> TASK TO CARRY OUT
Extract exactly and only the lines of the data below, starting at the line with "Extract the structured" and stopping after the final line.

> Web page and app entries
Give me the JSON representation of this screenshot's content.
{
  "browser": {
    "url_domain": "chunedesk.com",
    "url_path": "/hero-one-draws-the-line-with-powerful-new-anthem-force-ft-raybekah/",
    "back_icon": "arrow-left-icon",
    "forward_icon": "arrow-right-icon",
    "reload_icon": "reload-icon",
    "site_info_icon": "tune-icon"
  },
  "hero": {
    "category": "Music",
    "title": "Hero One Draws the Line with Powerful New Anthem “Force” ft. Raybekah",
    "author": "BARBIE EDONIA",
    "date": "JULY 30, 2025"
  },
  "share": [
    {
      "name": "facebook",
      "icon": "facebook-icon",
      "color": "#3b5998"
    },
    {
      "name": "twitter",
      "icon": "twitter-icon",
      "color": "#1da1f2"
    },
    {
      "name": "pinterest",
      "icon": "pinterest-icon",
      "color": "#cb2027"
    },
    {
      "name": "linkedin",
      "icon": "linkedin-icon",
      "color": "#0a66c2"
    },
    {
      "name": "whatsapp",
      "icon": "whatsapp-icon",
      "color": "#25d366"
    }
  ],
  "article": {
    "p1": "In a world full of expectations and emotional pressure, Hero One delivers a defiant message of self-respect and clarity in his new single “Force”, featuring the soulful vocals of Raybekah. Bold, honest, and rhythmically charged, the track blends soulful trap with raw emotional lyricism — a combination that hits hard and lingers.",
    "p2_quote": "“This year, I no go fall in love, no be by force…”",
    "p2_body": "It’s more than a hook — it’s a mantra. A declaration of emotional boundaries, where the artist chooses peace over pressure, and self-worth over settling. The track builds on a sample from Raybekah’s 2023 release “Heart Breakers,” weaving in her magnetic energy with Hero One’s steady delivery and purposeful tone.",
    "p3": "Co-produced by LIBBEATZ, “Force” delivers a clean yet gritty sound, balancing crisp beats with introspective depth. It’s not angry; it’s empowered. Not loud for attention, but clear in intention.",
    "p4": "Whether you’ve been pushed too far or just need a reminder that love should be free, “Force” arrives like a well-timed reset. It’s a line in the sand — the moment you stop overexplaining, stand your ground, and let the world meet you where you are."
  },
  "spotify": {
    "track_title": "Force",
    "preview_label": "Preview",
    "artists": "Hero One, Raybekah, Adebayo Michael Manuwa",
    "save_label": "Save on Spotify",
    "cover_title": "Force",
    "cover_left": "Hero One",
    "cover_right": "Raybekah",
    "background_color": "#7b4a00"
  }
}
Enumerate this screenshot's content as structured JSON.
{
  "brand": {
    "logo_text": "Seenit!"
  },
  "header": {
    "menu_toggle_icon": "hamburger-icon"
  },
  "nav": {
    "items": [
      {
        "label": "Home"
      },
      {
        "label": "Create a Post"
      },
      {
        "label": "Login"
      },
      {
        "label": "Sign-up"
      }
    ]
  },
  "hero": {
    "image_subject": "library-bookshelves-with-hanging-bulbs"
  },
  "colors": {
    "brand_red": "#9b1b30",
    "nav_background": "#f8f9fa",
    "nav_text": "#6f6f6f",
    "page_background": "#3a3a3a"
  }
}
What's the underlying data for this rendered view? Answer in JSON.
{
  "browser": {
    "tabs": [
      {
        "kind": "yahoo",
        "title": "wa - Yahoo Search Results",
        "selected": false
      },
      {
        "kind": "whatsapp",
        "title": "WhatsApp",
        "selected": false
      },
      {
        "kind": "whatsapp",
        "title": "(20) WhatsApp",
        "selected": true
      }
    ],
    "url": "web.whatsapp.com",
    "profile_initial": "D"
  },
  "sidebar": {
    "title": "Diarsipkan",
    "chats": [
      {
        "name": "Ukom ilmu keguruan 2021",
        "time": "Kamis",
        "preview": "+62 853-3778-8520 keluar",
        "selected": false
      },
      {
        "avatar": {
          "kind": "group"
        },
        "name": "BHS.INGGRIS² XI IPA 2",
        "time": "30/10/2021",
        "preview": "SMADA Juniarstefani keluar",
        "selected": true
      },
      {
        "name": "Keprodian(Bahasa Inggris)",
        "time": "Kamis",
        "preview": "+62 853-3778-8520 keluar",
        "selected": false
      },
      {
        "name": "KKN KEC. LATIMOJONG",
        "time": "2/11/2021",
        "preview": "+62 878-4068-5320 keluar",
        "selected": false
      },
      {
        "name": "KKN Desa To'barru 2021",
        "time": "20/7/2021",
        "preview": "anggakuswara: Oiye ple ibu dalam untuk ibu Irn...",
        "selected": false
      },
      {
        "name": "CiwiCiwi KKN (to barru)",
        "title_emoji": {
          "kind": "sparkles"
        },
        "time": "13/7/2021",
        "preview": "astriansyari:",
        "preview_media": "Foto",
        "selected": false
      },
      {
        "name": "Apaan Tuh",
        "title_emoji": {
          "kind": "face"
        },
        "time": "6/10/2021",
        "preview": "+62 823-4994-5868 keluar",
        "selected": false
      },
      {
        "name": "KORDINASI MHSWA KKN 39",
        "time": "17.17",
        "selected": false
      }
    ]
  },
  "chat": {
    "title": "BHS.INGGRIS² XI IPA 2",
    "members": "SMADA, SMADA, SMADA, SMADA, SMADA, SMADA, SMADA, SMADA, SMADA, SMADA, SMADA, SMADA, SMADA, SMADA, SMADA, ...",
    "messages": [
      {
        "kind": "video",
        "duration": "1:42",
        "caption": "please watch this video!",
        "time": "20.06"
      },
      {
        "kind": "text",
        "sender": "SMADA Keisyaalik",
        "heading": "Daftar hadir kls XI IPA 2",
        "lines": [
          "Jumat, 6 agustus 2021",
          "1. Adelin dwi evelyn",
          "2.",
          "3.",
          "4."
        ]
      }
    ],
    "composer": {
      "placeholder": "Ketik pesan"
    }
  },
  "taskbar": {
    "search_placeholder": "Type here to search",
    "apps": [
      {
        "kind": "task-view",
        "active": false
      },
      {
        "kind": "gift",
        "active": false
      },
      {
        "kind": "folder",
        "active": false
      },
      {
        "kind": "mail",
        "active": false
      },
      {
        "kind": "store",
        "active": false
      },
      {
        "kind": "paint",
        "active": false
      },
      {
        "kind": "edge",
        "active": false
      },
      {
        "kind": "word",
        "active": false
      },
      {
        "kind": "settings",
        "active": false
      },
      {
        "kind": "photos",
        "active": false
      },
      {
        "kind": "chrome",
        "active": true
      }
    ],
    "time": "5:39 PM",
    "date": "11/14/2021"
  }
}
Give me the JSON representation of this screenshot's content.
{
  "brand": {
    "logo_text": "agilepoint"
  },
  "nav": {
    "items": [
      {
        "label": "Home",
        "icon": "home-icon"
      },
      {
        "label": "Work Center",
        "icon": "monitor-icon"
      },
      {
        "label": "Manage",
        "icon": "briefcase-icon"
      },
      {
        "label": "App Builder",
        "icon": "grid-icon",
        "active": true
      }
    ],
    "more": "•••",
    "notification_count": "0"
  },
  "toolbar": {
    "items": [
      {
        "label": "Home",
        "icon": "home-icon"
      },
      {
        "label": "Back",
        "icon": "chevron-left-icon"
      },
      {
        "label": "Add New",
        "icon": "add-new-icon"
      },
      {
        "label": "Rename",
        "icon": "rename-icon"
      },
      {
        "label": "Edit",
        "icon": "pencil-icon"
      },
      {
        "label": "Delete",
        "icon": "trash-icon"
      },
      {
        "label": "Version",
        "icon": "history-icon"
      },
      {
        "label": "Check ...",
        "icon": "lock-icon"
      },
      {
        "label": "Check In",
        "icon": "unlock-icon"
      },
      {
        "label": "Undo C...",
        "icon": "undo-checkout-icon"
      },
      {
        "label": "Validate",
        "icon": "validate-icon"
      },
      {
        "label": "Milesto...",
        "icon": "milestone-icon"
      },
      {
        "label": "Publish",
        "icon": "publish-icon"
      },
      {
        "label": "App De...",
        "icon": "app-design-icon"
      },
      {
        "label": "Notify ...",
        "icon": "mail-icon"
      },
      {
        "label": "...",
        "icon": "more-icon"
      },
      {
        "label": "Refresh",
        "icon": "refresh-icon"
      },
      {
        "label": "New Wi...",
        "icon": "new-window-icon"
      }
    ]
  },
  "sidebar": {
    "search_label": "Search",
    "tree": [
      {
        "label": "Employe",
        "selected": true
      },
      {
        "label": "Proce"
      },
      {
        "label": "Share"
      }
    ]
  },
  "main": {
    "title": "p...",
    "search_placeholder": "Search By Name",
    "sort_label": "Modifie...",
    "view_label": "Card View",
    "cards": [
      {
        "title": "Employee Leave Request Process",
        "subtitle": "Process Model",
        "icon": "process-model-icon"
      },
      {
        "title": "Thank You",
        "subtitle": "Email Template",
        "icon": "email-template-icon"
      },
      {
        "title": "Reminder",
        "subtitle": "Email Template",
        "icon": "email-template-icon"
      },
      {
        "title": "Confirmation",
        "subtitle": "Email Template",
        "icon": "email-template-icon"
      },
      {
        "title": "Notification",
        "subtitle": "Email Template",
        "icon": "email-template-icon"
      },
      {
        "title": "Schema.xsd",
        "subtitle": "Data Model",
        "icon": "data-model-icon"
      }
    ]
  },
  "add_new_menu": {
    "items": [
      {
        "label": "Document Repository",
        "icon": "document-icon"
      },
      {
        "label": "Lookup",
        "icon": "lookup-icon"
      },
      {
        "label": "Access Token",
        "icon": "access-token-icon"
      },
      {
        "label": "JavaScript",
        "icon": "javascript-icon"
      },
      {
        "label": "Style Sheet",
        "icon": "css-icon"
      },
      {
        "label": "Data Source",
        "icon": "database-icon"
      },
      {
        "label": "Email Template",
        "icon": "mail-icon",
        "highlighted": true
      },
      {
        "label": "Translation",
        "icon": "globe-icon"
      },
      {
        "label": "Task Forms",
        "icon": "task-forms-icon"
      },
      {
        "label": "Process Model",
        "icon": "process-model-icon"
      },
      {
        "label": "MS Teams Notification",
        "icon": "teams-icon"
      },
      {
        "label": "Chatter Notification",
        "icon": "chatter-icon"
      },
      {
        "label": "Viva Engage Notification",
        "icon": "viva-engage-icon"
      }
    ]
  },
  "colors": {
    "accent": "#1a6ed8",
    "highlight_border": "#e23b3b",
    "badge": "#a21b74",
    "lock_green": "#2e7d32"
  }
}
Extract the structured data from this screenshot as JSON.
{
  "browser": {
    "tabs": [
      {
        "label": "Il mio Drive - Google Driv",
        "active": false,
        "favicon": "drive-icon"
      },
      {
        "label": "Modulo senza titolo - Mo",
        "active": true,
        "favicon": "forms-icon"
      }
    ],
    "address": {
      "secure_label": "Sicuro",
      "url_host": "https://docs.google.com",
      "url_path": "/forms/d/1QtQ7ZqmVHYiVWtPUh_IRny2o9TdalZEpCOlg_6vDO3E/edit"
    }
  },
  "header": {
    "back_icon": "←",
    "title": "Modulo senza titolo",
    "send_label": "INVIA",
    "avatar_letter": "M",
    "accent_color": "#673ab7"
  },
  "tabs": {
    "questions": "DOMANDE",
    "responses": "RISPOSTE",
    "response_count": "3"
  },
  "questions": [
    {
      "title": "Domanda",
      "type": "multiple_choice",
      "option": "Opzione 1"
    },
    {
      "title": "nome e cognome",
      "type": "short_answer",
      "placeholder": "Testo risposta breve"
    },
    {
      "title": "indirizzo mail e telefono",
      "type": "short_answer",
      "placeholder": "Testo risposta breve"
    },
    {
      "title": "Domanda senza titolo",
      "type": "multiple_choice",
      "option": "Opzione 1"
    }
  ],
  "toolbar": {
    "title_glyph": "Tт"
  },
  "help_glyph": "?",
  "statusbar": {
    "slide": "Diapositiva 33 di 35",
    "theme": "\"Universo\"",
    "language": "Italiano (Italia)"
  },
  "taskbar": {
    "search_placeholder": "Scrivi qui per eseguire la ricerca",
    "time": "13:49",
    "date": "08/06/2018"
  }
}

> REPLY
Extract the structured data from this screenshot as JSON.
{
  "browser": {
    "tabs": [
      {
        "label": "Il mio Drive - Google Driv",
        "active": false,
        "favicon": "drive-icon"
      },
      {
        "label": "Modulo senza titolo - Mo",
        "active": true,
        "favicon": "forms-icon"
      }
    ],
    "address": {
      "secure_label": "Sicuro",
      "url_host": "https://docs.google.com",
      "url_path": "/forms/d/1QtQ7ZqmVHYiVWtPUh_IRny2o9TdalZEpCOlg_6vDO3E/edit"
    }
  },
  "header": {
    "back_icon": "←",
    "title": "Modulo senza titolo",
    "send_label": "INVIA",
    "avatar_letter": "M",
    "accent_color": "#673ab7"
  },
  "tabs": {
    "questions": "DOMANDE",
    "responses": "RISPOSTE",
    "response_count": "3"
  },
  "questions": [
    {
      "title": "Domanda",
      "type": "multiple_choice",
      "option": "Opzione 1"
    },
    {
      "title": "nome e cognome",
      "type": "short_answer",
      "placeholder": "Testo risposta breve"
    },
    {
      "title": "indirizzo mail e telefono",
      "type": "short_answer",
      "placeholder": "Testo risposta breve"
    },
    {
      "title": "Domanda senza titolo",
      "type": "multiple_choice",
      "option": "Opzione 1"
    }
  ],
  "toolbar": {
    "title_glyph": "Tт"
  },
  "help_glyph": "?",
  "statusbar": {
    "slide": "Diapositiva 33 di 35",
    "theme": "\"Universo\"",
    "language": "Italiano (Italia)"
  },
  "taskbar": {
    "search_placeholder": "Scrivi qui per eseguire la ricerca",
    "time": "13:49",
    "date": "08/06/2018"
  }
}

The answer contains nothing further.